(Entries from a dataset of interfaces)
+++++

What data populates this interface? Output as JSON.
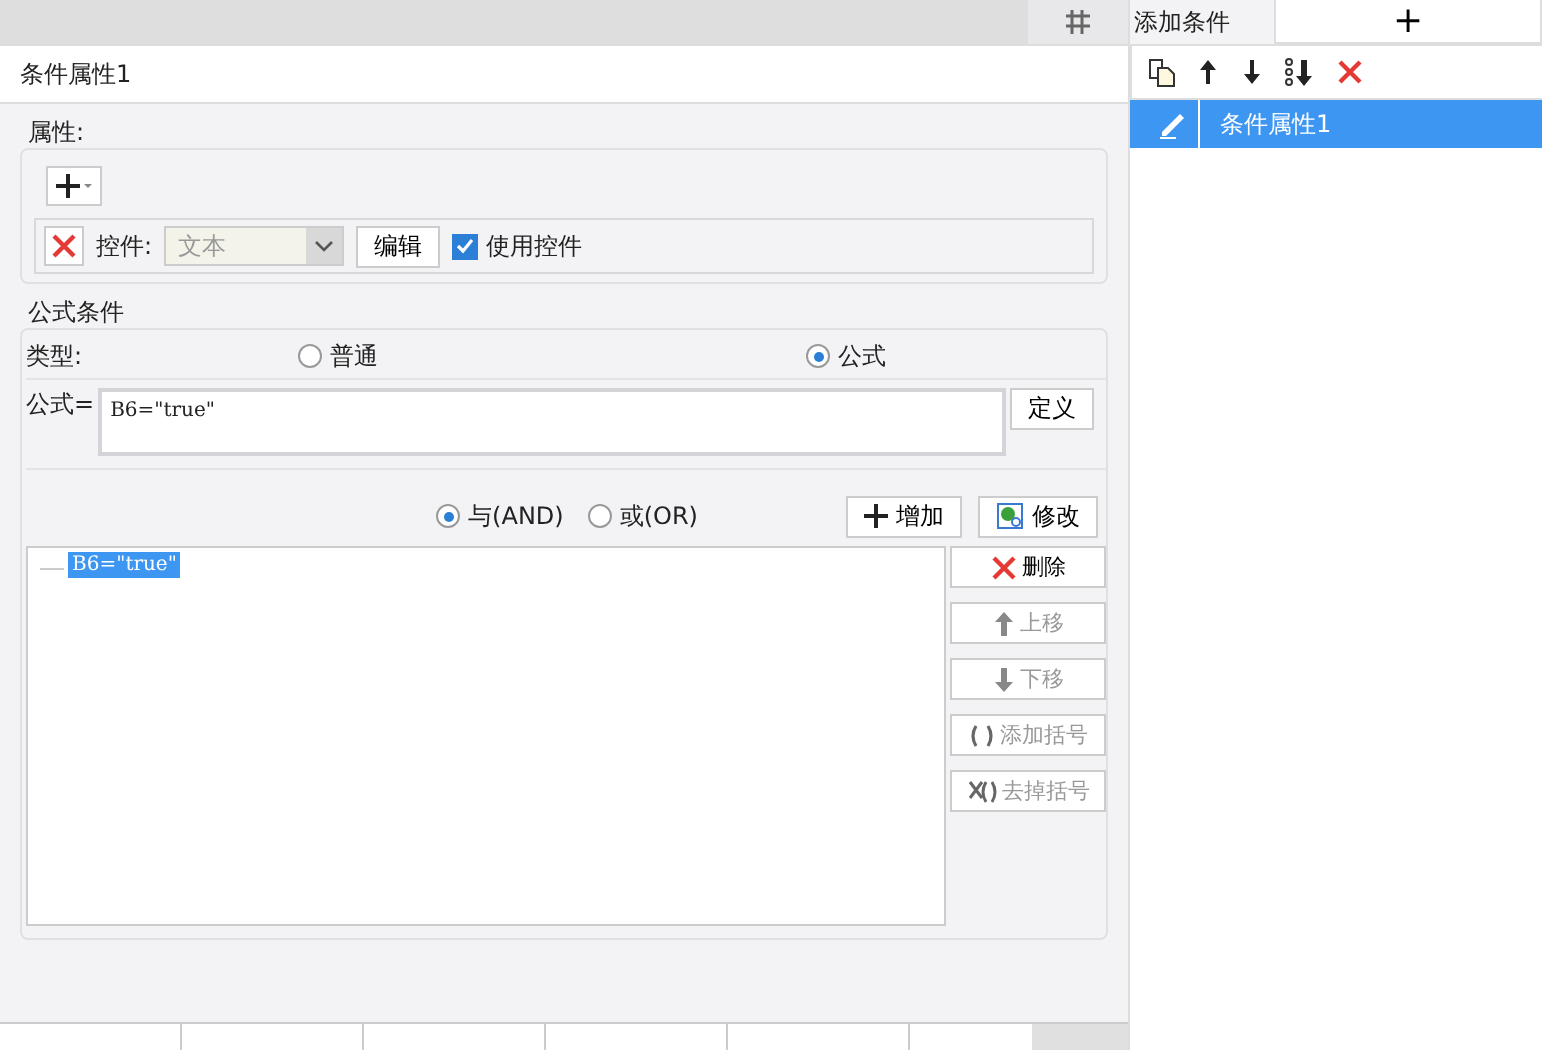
{
  "title": "条件属性1",
  "attributes": {
    "legend": "属性:",
    "control_label": "控件:",
    "control_value": "文本",
    "edit_button": "编辑",
    "use_control": {
      "label": "使用控件",
      "checked": true
    }
  },
  "formula_condition": {
    "legend": "公式条件",
    "type_label": "类型:",
    "types": [
      {
        "label": "普通",
        "selected": false
      },
      {
        "label": "公式",
        "selected": true
      }
    ],
    "formula_label": "公式=",
    "formula_value": "B6=\"true\"",
    "define_button": "定义",
    "logic": [
      {
        "label": "与(AND)",
        "selected": true
      },
      {
        "label": "或(OR)",
        "selected": false
      }
    ],
    "add_button": "增加",
    "modify_button": "修改",
    "conditions": [
      {
        "text": "B6=\"true\"",
        "selected": true
      }
    ],
    "side_buttons": [
      {
        "kind": "delete",
        "label": "删除",
        "disabled": false
      },
      {
        "kind": "up",
        "label": "上移",
        "disabled": true
      },
      {
        "kind": "down",
        "label": "下移",
        "disabled": true
      },
      {
        "kind": "paren",
        "label": "添加括号",
        "disabled": true
      },
      {
        "kind": "unparen",
        "label": "去掉括号",
        "disabled": true
      }
    ]
  },
  "right_panel": {
    "tab": "添加条件",
    "add_symbol": "+",
    "items": [
      {
        "label": "条件属性1",
        "selected": true
      }
    ]
  }
}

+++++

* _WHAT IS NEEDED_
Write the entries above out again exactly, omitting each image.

* _YOUR RESPONSE_
What data populates this interface? Output as JSON.
{
  "title": "条件属性1",
  "attributes": {
    "legend": "属性:",
    "control_label": "控件:",
    "control_value": "文本",
    "edit_button": "编辑",
    "use_control": {
      "label": "使用控件",
      "checked": true
    }
  },
  "formula_condition": {
    "legend": "公式条件",
    "type_label": "类型:",
    "types": [
      {
        "label": "普通",
        "selected": false
      },
      {
        "label": "公式",
        "selected": true
      }
    ],
    "formula_label": "公式=",
    "formula_value": "B6=\"true\"",
    "define_button": "定义",
    "logic": [
      {
        "label": "与(AND)",
        "selected": true
      },
      {
        "label": "或(OR)",
        "selected": false
      }
    ],
    "add_button": "增加",
    "modify_button": "修改",
    "conditions": [
      {
        "text": "B6=\"true\"",
        "selected": true
      }
    ],
    "side_buttons": [
      {
        "kind": "delete",
        "label": "删除",
        "disabled": false
      },
      {
        "kind": "up",
        "label": "上移",
        "disabled": true
      },
      {
        "kind": "down",
        "label": "下移",
        "disabled": true
      },
      {
        "kind": "paren",
        "label": "添加括号",
        "disabled": true
      },
      {
        "kind": "unparen",
        "label": "去掉括号",
        "disabled": true
      }
    ]
  },
  "right_panel": {
    "tab": "添加条件",
    "add_symbol": "+",
    "items": [
      {
        "label": "条件属性1",
        "selected": true
      }
    ]
  }
}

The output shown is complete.